What you should do: Repeat every line of the data verbatim.

Available data:
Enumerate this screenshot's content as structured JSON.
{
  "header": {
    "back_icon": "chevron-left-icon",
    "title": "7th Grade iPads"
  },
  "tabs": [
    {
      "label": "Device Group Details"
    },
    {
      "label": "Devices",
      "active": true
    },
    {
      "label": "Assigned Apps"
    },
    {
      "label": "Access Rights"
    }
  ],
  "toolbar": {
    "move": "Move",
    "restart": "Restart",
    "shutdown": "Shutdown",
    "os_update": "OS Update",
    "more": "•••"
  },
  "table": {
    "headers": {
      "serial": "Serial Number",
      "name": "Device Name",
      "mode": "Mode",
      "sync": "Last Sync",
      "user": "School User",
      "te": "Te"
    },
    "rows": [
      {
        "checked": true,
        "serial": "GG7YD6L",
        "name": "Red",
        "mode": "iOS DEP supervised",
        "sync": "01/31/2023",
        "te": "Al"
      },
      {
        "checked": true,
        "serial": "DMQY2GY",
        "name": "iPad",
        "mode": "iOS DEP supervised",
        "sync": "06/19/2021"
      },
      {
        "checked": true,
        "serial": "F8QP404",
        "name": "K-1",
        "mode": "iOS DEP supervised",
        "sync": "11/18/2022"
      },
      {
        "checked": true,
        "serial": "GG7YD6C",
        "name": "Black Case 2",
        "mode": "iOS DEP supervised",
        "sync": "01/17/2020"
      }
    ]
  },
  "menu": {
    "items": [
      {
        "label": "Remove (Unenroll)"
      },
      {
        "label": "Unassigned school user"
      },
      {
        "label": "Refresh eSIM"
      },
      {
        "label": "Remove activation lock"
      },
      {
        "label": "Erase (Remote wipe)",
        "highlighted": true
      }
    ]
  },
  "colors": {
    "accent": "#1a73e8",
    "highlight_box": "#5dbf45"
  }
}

Answer to the problem:
Enumerate this screenshot's content as structured JSON.
{
  "header": {
    "back_icon": "chevron-left-icon",
    "title": "7th Grade iPads"
  },
  "tabs": [
    {
      "label": "Device Group Details"
    },
    {
      "label": "Devices",
      "active": true
    },
    {
      "label": "Assigned Apps"
    },
    {
      "label": "Access Rights"
    }
  ],
  "toolbar": {
    "move": "Move",
    "restart": "Restart",
    "shutdown": "Shutdown",
    "os_update": "OS Update",
    "more": "•••"
  },
  "table": {
    "headers": {
      "serial": "Serial Number",
      "name": "Device Name",
      "mode": "Mode",
      "sync": "Last Sync",
      "user": "School User",
      "te": "Te"
    },
    "rows": [
      {
        "checked": true,
        "serial": "GG7YD6L",
        "name": "Red",
        "mode": "iOS DEP supervised",
        "sync": "01/31/2023",
        "te": "Al"
      },
      {
        "checked": true,
        "serial": "DMQY2GY",
        "name": "iPad",
        "mode": "iOS DEP supervised",
        "sync": "06/19/2021"
      },
      {
        "checked": true,
        "serial": "F8QP404",
        "name": "K-1",
        "mode": "iOS DEP supervised",
        "sync": "11/18/2022"
      },
      {
        "checked": true,
        "serial": "GG7YD6C",
        "name": "Black Case 2",
        "mode": "iOS DEP supervised",
        "sync": "01/17/2020"
      }
    ]
  },
  "menu": {
    "items": [
      {
        "label": "Remove (Unenroll)"
      },
      {
        "label": "Unassigned school user"
      },
      {
        "label": "Refresh eSIM"
      },
      {
        "label": "Remove activation lock"
      },
      {
        "label": "Erase (Remote wipe)",
        "highlighted": true
      }
    ]
  },
  "colors": {
    "accent": "#1a73e8",
    "highlight_box": "#5dbf45"
  }
}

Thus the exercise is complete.